▸ **DATA FOR THIS EXERCISE**
————————

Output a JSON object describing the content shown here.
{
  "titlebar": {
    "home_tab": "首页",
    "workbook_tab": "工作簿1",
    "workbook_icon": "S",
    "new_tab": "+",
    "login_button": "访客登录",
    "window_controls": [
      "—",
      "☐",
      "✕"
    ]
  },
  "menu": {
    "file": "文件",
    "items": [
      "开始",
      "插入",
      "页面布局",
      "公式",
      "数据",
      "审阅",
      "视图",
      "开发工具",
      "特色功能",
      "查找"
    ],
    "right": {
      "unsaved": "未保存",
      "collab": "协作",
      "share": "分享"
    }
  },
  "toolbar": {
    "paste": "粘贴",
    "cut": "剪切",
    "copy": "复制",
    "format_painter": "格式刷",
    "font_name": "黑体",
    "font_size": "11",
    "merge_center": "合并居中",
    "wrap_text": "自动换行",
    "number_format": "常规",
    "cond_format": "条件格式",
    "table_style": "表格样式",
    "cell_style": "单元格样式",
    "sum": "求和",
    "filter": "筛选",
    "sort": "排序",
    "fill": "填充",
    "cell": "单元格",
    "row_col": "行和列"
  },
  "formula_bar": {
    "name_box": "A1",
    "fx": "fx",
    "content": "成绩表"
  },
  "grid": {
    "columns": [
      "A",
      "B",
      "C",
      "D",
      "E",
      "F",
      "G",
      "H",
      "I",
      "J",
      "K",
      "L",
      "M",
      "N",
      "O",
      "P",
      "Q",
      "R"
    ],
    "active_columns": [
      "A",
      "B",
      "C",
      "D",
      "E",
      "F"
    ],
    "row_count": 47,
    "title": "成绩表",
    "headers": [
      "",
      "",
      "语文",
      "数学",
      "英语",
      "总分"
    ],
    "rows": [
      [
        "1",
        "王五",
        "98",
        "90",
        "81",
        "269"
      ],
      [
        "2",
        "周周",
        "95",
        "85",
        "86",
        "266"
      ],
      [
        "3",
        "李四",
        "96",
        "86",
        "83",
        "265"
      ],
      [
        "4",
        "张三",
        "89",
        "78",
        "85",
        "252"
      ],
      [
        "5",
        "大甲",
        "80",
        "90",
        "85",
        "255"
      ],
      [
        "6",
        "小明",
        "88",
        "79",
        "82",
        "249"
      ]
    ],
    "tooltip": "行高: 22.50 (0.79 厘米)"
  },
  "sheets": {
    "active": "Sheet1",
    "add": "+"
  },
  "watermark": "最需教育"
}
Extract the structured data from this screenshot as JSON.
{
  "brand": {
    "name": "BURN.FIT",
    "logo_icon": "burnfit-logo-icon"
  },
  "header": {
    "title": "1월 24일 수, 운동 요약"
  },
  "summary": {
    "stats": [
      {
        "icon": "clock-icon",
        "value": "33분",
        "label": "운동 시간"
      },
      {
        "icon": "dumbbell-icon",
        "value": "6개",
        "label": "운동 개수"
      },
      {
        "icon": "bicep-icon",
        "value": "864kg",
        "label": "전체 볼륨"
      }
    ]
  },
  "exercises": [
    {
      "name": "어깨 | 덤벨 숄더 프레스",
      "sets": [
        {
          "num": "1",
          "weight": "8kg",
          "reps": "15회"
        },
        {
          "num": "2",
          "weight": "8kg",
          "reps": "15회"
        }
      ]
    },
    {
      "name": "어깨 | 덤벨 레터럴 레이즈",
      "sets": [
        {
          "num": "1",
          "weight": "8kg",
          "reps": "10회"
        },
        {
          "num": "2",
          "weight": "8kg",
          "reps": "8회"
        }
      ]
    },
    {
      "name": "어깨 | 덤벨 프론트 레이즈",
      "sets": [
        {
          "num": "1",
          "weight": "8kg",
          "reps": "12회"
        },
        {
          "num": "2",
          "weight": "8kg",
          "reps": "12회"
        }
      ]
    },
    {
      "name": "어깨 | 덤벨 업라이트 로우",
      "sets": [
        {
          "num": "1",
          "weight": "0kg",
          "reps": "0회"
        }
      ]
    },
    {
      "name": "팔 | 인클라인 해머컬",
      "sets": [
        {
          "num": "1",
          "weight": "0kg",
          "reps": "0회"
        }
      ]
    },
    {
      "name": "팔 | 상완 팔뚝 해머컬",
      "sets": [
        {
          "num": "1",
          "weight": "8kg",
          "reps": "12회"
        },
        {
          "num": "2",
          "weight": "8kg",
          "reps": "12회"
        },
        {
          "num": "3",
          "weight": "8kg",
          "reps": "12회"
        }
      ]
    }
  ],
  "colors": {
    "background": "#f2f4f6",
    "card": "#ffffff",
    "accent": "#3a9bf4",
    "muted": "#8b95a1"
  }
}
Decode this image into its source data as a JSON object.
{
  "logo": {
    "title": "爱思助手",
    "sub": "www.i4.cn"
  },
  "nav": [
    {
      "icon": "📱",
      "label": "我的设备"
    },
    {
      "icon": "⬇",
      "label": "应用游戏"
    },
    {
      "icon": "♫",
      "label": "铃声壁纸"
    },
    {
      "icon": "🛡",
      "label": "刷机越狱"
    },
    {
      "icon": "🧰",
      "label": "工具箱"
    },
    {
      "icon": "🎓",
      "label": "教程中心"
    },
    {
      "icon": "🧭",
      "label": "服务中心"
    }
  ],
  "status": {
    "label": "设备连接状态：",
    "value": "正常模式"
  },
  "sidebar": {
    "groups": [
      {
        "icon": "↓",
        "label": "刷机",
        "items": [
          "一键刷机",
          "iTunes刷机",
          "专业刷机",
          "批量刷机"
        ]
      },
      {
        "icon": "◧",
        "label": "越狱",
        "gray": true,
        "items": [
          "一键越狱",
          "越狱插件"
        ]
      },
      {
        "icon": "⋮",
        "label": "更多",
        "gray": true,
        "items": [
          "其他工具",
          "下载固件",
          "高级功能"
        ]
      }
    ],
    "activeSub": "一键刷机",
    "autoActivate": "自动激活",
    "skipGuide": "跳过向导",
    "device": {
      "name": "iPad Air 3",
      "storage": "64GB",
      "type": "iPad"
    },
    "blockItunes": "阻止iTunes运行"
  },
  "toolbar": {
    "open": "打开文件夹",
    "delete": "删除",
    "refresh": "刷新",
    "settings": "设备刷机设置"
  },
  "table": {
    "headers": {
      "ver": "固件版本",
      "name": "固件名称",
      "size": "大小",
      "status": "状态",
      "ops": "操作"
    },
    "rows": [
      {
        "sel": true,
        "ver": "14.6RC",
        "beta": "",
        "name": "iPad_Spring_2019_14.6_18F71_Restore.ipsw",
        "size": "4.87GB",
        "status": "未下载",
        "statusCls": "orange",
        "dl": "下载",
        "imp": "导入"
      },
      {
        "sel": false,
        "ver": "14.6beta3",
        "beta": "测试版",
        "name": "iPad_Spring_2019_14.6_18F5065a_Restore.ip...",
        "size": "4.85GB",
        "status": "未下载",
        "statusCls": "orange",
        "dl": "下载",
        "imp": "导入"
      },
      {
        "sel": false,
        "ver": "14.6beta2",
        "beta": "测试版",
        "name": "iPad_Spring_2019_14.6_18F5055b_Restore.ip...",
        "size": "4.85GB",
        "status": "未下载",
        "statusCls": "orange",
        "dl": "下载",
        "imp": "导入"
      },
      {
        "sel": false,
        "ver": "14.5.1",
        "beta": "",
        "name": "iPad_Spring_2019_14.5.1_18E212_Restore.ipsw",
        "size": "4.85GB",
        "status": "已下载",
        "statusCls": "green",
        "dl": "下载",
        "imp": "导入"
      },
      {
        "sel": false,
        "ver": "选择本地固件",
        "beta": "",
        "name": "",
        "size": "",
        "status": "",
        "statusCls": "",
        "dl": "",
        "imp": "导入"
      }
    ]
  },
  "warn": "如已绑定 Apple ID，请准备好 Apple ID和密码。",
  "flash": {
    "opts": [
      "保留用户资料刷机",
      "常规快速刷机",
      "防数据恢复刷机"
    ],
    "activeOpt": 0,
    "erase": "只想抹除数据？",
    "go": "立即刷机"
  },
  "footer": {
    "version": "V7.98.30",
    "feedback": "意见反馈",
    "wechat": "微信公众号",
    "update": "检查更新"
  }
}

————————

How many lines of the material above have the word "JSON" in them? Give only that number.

▸ **EXPECTED ANSWER**
3